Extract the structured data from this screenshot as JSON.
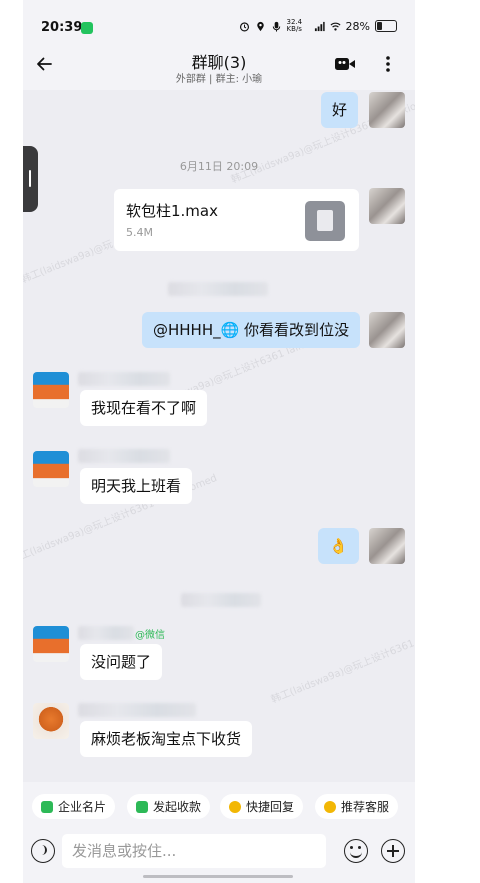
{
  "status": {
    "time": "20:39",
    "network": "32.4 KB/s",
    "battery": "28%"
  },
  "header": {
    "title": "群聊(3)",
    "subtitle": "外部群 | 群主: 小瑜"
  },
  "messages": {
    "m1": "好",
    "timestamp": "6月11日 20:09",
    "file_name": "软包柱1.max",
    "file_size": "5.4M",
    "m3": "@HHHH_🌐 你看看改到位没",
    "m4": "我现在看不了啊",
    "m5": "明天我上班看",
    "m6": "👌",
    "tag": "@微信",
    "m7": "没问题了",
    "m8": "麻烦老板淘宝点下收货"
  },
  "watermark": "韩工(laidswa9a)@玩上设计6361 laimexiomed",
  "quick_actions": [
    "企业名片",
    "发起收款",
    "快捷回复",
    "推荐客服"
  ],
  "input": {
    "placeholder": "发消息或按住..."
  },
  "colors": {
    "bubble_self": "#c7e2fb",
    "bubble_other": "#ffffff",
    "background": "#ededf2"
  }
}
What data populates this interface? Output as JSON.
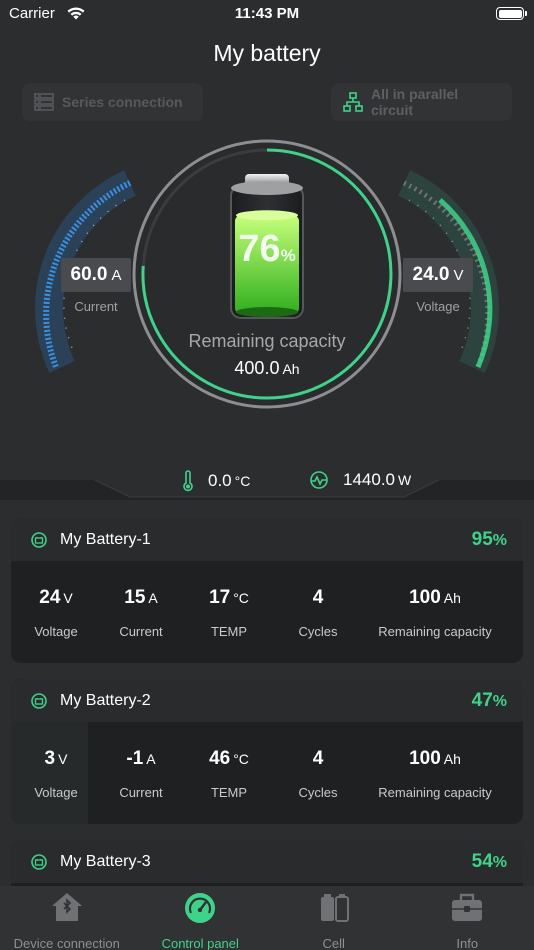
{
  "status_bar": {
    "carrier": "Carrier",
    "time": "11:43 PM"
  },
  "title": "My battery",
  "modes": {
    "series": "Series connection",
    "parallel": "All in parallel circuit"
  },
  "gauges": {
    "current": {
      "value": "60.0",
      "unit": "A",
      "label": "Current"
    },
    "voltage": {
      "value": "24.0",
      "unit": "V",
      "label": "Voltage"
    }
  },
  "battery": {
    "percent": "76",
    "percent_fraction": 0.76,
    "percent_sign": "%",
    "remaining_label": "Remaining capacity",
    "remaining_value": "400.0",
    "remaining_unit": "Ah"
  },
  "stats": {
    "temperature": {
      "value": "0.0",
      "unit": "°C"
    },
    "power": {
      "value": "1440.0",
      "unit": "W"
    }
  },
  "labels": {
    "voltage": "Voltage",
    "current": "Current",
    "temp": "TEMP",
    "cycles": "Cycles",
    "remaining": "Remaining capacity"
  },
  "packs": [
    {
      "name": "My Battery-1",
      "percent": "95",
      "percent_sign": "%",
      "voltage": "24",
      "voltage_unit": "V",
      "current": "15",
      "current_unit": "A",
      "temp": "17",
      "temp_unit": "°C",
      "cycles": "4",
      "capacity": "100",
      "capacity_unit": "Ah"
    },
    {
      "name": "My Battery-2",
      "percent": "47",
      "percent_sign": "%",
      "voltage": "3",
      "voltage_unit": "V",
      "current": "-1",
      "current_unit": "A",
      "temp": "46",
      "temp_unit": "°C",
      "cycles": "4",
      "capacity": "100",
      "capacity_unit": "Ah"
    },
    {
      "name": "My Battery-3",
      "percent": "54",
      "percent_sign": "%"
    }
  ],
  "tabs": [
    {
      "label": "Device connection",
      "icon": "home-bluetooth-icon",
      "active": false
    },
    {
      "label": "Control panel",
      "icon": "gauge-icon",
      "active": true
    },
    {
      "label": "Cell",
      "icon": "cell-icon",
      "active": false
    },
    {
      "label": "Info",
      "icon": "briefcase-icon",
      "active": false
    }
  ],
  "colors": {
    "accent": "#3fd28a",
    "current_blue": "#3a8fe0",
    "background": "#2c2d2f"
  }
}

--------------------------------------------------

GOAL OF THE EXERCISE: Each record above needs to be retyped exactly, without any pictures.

TASK RESULT:
Extract the structured data from this screenshot as JSON.
{
  "status": {
    "time": "20:39",
    "network": "32.4 KB/s",
    "battery": "28%"
  },
  "header": {
    "title": "群聊(3)",
    "subtitle": "外部群 | 群主: 小瑜"
  },
  "messages": {
    "m1": "好",
    "timestamp": "6月11日 20:09",
    "file_name": "软包柱1.max",
    "file_size": "5.4M",
    "m3": "@HHHH_🌐 你看看改到位没",
    "m4": "我现在看不了啊",
    "m5": "明天我上班看",
    "m6": "👌",
    "tag": "@微信",
    "m7": "没问题了",
    "m8": "麻烦老板淘宝点下收货"
  },
  "watermark": "韩工(laidswa9a)@玩上设计6361 laimexiomed",
  "quick_actions": [
    "企业名片",
    "发起收款",
    "快捷回复",
    "推荐客服"
  ],
  "input": {
    "placeholder": "发消息或按住..."
  },
  "colors": {
    "bubble_self": "#c7e2fb",
    "bubble_other": "#ffffff",
    "background": "#ededf2"
  }
}
What data populates this interface? Output as JSON.
{
  "status_bar": {
    "carrier": "Carrier",
    "time": "11:43 PM"
  },
  "title": "My battery",
  "modes": {
    "series": "Series connection",
    "parallel": "All in parallel circuit"
  },
  "gauges": {
    "current": {
      "value": "60.0",
      "unit": "A",
      "label": "Current"
    },
    "voltage": {
      "value": "24.0",
      "unit": "V",
      "label": "Voltage"
    }
  },
  "battery": {
    "percent": "76",
    "percent_fraction": 0.76,
    "percent_sign": "%",
    "remaining_label": "Remaining capacity",
    "remaining_value": "400.0",
    "remaining_unit": "Ah"
  },
  "stats": {
    "temperature": {
      "value": "0.0",
      "unit": "°C"
    },
    "power": {
      "value": "1440.0",
      "unit": "W"
    }
  },
  "labels": {
    "voltage": "Voltage",
    "current": "Current",
    "temp": "TEMP",
    "cycles": "Cycles",
    "remaining": "Remaining capacity"
  },
  "packs": [
    {
      "name": "My Battery-1",
      "percent": "95",
      "percent_sign": "%",
      "voltage": "24",
      "voltage_unit": "V",
      "current": "15",
      "current_unit": "A",
      "temp": "17",
      "temp_unit": "°C",
      "cycles": "4",
      "capacity": "100",
      "capacity_unit": "Ah"
    },
    {
      "name": "My Battery-2",
      "percent": "47",
      "percent_sign": "%",
      "voltage": "3",
      "voltage_unit": "V",
      "current": "-1",
      "current_unit": "A",
      "temp": "46",
      "temp_unit": "°C",
      "cycles": "4",
      "capacity": "100",
      "capacity_unit": "Ah"
    },
    {
      "name": "My Battery-3",
      "percent": "54",
      "percent_sign": "%"
    }
  ],
  "tabs": [
    {
      "label": "Device connection",
      "icon": "home-bluetooth-icon",
      "active": false
    },
    {
      "label": "Control panel",
      "icon": "gauge-icon",
      "active": true
    },
    {
      "label": "Cell",
      "icon": "cell-icon",
      "active": false
    },
    {
      "label": "Info",
      "icon": "briefcase-icon",
      "active": false
    }
  ],
  "colors": {
    "accent": "#3fd28a",
    "current_blue": "#3a8fe0",
    "background": "#2c2d2f"
  }
}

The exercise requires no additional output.